→ **Required work**: Copy out every line of the records where the string "this" occurs.

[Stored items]
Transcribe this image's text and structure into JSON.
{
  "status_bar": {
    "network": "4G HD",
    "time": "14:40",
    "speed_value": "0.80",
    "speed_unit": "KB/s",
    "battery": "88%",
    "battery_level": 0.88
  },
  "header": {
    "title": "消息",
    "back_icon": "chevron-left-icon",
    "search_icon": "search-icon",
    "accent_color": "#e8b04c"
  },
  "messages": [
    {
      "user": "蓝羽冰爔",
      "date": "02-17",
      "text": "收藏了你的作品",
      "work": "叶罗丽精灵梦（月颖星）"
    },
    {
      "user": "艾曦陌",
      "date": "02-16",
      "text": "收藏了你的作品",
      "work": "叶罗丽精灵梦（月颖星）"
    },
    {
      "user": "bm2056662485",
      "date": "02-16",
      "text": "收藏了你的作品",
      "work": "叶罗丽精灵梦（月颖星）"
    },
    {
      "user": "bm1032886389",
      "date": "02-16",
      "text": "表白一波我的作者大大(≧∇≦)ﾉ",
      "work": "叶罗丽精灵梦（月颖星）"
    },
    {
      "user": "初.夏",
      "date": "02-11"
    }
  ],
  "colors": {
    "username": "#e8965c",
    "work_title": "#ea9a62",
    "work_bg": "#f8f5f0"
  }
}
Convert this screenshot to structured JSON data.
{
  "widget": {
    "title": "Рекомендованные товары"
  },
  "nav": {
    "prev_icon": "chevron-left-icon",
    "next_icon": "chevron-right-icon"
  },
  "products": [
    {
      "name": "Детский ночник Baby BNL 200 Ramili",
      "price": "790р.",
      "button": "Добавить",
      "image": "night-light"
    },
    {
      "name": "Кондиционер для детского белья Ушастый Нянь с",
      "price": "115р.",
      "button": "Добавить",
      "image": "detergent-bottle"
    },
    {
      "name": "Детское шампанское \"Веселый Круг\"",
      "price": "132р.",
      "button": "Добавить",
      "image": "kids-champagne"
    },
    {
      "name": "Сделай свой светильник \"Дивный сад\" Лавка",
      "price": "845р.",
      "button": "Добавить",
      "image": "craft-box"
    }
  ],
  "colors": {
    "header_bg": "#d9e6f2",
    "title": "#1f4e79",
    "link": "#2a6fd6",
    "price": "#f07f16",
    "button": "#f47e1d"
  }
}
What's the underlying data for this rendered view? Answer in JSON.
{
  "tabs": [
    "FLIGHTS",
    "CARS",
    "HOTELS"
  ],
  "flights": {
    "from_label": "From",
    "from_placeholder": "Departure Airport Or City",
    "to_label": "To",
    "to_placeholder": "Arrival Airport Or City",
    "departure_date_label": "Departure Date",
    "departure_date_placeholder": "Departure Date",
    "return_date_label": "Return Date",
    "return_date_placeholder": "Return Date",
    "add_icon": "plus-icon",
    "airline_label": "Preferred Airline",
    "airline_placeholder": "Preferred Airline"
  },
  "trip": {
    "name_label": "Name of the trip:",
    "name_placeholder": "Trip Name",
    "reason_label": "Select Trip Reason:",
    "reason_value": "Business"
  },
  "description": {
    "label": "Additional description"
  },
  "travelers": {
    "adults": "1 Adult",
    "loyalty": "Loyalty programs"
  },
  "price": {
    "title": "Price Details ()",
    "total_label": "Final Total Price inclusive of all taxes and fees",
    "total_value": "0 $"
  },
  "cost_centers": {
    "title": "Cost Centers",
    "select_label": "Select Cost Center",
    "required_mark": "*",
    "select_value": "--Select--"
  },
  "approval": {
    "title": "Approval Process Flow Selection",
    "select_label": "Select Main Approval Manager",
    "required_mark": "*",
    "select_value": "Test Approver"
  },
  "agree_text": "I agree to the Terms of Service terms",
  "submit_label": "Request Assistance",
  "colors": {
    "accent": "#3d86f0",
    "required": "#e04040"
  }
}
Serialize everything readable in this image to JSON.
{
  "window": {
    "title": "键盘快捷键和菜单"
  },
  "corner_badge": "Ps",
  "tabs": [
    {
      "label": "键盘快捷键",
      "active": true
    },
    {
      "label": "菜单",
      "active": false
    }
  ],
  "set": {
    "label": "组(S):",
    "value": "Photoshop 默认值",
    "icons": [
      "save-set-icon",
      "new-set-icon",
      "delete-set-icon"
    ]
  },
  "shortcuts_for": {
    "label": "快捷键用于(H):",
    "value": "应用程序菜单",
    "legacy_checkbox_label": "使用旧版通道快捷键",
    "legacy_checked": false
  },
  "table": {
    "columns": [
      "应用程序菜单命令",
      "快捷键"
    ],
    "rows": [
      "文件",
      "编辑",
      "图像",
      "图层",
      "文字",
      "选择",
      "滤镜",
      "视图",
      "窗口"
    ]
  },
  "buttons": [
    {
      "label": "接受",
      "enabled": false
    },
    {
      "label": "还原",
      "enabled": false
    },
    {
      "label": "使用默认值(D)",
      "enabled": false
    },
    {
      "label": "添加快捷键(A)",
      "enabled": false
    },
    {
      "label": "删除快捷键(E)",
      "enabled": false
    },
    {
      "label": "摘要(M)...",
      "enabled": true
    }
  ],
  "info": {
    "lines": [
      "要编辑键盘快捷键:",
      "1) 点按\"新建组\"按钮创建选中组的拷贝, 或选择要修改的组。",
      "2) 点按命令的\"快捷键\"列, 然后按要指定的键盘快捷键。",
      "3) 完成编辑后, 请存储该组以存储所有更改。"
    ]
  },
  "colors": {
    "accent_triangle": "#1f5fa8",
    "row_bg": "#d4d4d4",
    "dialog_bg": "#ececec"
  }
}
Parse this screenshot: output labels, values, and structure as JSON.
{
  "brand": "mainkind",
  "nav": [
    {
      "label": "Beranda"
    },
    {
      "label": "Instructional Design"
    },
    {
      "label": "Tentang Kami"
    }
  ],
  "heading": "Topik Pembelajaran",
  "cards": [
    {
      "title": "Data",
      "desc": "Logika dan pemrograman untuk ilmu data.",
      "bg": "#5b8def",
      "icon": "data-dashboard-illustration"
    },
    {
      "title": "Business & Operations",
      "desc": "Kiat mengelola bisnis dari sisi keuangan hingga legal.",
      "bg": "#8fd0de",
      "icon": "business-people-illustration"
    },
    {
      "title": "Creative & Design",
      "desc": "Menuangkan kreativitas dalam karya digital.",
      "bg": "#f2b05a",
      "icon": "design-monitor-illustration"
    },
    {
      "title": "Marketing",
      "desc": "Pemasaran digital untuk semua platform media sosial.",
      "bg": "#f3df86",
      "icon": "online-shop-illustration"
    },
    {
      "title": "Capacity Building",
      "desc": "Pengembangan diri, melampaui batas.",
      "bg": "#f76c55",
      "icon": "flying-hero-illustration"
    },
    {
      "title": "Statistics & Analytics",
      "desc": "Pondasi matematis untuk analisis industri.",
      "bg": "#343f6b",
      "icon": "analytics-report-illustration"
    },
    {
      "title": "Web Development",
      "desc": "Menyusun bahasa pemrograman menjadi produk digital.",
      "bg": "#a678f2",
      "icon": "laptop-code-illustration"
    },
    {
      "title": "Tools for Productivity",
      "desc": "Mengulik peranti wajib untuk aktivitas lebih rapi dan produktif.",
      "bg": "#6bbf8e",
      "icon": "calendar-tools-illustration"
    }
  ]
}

→ **Reply**:
Transcribe this image's text and structure into JSON.
Convert this screenshot to structured JSON data.
What's the underlying data for this rendered view? Answer in JSON.
Serialize everything readable in this image to JSON.
Parse this screenshot: output labels, values, and structure as JSON.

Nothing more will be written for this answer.